• Recorded data:
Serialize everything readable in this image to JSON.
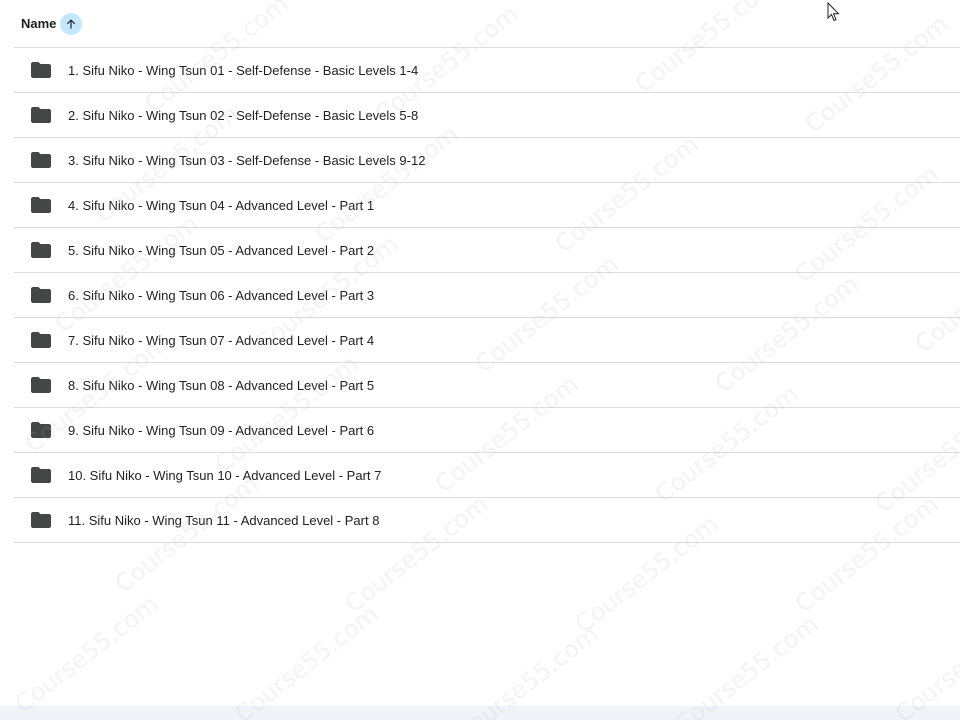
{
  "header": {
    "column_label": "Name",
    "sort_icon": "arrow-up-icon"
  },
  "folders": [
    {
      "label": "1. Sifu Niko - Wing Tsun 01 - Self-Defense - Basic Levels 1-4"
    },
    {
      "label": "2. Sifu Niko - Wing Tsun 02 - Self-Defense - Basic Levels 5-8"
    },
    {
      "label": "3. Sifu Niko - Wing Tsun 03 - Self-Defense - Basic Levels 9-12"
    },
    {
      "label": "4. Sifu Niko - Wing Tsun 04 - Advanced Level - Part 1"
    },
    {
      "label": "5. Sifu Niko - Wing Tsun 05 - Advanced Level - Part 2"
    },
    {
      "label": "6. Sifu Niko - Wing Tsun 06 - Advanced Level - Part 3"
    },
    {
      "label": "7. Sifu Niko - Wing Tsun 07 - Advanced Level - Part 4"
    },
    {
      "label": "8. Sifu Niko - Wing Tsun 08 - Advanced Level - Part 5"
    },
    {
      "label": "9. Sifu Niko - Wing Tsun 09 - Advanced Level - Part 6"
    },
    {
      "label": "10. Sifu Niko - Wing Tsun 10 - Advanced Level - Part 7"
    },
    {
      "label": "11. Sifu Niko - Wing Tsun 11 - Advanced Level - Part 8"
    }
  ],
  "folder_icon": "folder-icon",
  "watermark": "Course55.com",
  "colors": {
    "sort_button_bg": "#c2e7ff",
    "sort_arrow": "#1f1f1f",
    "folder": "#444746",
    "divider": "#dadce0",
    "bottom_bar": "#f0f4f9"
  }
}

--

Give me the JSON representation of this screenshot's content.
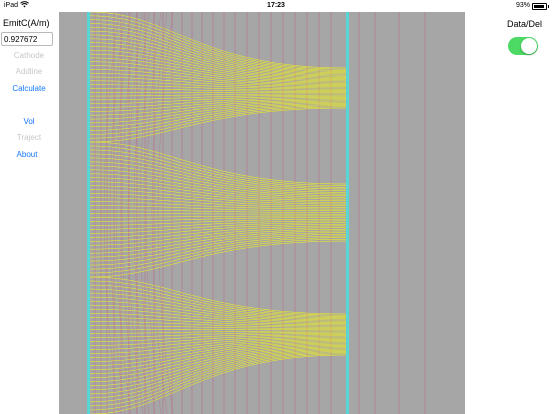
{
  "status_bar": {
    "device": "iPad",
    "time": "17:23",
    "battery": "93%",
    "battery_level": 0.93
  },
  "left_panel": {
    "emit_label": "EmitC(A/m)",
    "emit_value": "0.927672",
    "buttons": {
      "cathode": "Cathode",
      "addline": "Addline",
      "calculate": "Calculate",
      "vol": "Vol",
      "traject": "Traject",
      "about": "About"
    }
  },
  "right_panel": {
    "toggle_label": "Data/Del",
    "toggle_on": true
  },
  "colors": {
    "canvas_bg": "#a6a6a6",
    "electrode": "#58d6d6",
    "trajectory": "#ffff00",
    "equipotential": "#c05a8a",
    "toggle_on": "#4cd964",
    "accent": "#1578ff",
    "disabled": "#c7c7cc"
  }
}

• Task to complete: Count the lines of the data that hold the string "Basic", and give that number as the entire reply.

• Reply to the task: 3